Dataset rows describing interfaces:
▶

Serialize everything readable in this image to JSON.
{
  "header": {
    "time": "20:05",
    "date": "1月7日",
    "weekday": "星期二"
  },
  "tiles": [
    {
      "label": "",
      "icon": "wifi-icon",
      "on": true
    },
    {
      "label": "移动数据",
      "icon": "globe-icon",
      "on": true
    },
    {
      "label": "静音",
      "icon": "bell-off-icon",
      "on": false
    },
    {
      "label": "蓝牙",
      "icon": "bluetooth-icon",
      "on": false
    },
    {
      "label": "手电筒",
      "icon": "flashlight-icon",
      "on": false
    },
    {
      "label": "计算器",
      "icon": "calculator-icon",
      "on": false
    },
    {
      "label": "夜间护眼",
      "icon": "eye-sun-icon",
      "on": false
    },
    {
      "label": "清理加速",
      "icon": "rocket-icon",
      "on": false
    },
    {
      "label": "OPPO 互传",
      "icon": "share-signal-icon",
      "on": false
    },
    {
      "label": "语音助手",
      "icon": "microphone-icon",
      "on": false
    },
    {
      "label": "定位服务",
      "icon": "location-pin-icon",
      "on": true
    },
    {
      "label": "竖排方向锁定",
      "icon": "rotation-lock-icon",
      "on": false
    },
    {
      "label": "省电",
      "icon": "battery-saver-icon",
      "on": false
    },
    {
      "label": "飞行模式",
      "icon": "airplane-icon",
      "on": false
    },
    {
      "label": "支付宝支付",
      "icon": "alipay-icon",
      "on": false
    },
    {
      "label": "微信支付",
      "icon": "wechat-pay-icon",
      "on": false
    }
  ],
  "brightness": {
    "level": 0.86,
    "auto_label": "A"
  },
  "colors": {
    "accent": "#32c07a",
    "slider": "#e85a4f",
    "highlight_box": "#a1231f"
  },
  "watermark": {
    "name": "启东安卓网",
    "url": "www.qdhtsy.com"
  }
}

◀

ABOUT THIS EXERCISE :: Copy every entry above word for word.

WRITTEN ANSWER ::
Serialize everything readable in this image to JSON.
{
  "header": {
    "time": "20:05",
    "date": "1月7日",
    "weekday": "星期二"
  },
  "tiles": [
    {
      "label": "",
      "icon": "wifi-icon",
      "on": true
    },
    {
      "label": "移动数据",
      "icon": "globe-icon",
      "on": true
    },
    {
      "label": "静音",
      "icon": "bell-off-icon",
      "on": false
    },
    {
      "label": "蓝牙",
      "icon": "bluetooth-icon",
      "on": false
    },
    {
      "label": "手电筒",
      "icon": "flashlight-icon",
      "on": false
    },
    {
      "label": "计算器",
      "icon": "calculator-icon",
      "on": false
    },
    {
      "label": "夜间护眼",
      "icon": "eye-sun-icon",
      "on": false
    },
    {
      "label": "清理加速",
      "icon": "rocket-icon",
      "on": false
    },
    {
      "label": "OPPO 互传",
      "icon": "share-signal-icon",
      "on": false
    },
    {
      "label": "语音助手",
      "icon": "microphone-icon",
      "on": false
    },
    {
      "label": "定位服务",
      "icon": "location-pin-icon",
      "on": true
    },
    {
      "label": "竖排方向锁定",
      "icon": "rotation-lock-icon",
      "on": false
    },
    {
      "label": "省电",
      "icon": "battery-saver-icon",
      "on": false
    },
    {
      "label": "飞行模式",
      "icon": "airplane-icon",
      "on": false
    },
    {
      "label": "支付宝支付",
      "icon": "alipay-icon",
      "on": false
    },
    {
      "label": "微信支付",
      "icon": "wechat-pay-icon",
      "on": false
    }
  ],
  "brightness": {
    "level": 0.86,
    "auto_label": "A"
  },
  "colors": {
    "accent": "#32c07a",
    "slider": "#e85a4f",
    "highlight_box": "#a1231f"
  },
  "watermark": {
    "name": "启东安卓网",
    "url": "www.qdhtsy.com"
  }
}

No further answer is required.